Andrew Sullivan is my friend. I admire many things about him, but given the superficialities of blog life, I sometimes forget just how fabulously profound he can be. This, on Good Friday, is a reminder.
Which refers to Sullivan's A "Rigorous" Theology
. But try making sense of it. Take this passage, for instance: (emp add)
... the ultimate test of religion for a non-atheist is not: is this or that religion useful? Or even: is it necessary?
It is, rather: is it true? (...)
My own view is that if Christianity is a useful lie then it should be abandoned by thinking people. If being a Christian requires one to believe literally that the world was created de novo 6,000 years ago, or that our species literally emerged one day from an actual garden of Eden, then I am not a Christian. It's my view that if something is not true, it cannot be countermanded by a God who is Truth itself. And so a sincere modern believer has no choice but to make distinctions between kinds of truths - metaphorical, spiritual ones and empirical, literal ones.
We cannot deny Darwin without also denying God, to put it provocatively, since God cannot be in contravention of Truth.
Even though Sullivan gives passing note to the realities of oral traditions he subsequently wastes time on differences in details between the Gospels - which may explain why his post is confusing.

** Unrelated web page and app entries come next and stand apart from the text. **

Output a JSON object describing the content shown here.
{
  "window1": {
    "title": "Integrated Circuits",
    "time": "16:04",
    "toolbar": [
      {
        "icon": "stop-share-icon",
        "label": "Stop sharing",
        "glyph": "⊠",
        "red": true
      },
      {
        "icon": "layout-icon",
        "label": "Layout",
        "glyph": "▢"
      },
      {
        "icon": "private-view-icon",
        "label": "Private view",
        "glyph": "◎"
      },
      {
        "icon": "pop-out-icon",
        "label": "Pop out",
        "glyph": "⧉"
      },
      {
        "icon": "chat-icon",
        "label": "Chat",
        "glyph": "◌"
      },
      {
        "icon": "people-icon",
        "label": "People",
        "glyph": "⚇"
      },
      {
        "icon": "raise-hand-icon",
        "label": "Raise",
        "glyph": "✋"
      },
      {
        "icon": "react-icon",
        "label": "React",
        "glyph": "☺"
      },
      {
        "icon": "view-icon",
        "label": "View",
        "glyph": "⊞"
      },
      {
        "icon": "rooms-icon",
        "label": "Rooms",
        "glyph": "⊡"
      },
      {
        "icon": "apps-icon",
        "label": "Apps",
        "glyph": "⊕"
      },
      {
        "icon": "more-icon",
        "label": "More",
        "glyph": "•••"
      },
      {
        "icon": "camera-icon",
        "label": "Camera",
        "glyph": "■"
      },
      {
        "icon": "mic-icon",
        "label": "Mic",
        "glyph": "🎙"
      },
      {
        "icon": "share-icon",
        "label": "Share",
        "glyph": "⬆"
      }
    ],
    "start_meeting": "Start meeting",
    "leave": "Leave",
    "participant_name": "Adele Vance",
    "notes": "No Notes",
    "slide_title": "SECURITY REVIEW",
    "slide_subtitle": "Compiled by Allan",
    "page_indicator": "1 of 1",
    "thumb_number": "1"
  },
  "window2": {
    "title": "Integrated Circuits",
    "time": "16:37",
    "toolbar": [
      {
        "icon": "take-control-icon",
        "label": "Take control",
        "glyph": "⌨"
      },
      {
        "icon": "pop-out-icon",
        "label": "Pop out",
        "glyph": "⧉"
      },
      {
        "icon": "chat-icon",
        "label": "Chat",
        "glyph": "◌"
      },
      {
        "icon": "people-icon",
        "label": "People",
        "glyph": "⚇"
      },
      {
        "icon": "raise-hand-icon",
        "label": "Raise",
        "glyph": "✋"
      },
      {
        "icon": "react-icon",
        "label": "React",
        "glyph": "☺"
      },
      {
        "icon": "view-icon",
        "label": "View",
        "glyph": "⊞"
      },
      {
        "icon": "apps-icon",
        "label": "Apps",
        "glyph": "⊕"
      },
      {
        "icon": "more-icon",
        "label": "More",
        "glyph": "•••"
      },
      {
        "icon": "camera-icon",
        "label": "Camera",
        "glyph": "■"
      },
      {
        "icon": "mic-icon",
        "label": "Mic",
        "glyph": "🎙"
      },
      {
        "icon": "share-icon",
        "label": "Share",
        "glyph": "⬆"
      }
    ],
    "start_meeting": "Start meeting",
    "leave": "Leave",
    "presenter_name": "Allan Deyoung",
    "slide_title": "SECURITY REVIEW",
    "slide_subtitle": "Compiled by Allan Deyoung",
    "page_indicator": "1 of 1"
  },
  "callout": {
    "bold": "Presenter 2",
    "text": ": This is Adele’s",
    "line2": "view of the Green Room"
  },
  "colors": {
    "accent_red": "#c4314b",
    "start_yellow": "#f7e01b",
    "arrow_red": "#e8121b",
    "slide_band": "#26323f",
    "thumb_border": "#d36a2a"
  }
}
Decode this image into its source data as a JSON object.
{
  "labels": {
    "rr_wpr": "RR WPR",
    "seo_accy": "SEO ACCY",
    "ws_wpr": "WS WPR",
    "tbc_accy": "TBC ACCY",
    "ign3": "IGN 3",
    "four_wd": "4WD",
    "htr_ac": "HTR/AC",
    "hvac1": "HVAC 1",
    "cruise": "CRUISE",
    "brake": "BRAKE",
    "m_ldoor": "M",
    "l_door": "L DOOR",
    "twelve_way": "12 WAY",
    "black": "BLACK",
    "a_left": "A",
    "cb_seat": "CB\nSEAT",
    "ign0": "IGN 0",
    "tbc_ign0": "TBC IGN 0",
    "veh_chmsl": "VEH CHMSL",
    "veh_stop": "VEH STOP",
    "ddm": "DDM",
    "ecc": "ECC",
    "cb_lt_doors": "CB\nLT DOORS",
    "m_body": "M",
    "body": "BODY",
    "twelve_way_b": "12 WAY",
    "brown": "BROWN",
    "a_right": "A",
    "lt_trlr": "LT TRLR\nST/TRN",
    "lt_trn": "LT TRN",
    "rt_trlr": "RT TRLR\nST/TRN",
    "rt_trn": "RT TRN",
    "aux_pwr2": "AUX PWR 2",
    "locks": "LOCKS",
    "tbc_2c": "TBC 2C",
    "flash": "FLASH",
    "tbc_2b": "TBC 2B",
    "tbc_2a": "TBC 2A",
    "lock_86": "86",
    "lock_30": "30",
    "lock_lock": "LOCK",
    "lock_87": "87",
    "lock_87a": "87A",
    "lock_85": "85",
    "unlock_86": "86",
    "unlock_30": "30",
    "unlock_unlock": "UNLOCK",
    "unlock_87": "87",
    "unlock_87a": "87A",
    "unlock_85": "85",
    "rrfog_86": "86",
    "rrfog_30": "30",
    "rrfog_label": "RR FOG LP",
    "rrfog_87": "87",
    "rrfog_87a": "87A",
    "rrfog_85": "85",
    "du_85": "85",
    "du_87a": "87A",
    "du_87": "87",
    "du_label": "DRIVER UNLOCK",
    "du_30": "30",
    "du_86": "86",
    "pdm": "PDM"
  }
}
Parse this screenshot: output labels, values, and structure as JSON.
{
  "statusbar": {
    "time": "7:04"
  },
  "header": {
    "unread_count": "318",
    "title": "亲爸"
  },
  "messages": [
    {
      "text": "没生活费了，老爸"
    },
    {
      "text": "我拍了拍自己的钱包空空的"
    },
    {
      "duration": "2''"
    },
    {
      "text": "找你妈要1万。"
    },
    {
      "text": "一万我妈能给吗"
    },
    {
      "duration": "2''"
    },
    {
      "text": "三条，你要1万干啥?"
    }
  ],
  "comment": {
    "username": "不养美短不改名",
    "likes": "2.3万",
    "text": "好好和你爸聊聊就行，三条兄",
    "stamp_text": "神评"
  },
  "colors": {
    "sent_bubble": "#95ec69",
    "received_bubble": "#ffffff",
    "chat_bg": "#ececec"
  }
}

Or maybe it allows him to evade hard questions about his faith. For instance, he writes:
the Bible tells us all sorts of contradictory things: Jesus is tangibly physically resurrected; he is strangely altered; those close to him can see him after his death and yet not recognize him at all on the road to Emmaus. These cannot all be literally true and yet they all point to a mystery at the core of our faith: He is risen.
A simpler explanation for all the conflicting stories is that none of them are accurate. Sullivan won't go near that, and instead, takes refuge in the safety of "mystery" which is basically an evasion.
But let's get back to the Truth business. God is presumably an agent of some sort. Truth is, at best, a collection of true statements (however you want to determine them - via empiricism or revelation or Harry Potter books). But to write, as Sullivan does, about an agent
that IS a collection of statements
is bizarre. It doesn't parse. But that doesn't stop Sullivan. Towards the end he writes:
Does a force exist that is behind everything we are and see and know? Is that force benign? Does that force love us? Was the only way that truth could be revealed was by God becoming man and sacrificing himself to show us the only way to save ourselves?
... I say yes to these questions ...
So now we have a God who is Truth and "a force". For someone who writes a lot about truth, where is the empirical support for this "force". So far, physics hasn't found it - or needed to.
Anyway, Joe Klein thought it was really great stuff. Profound. Go figure.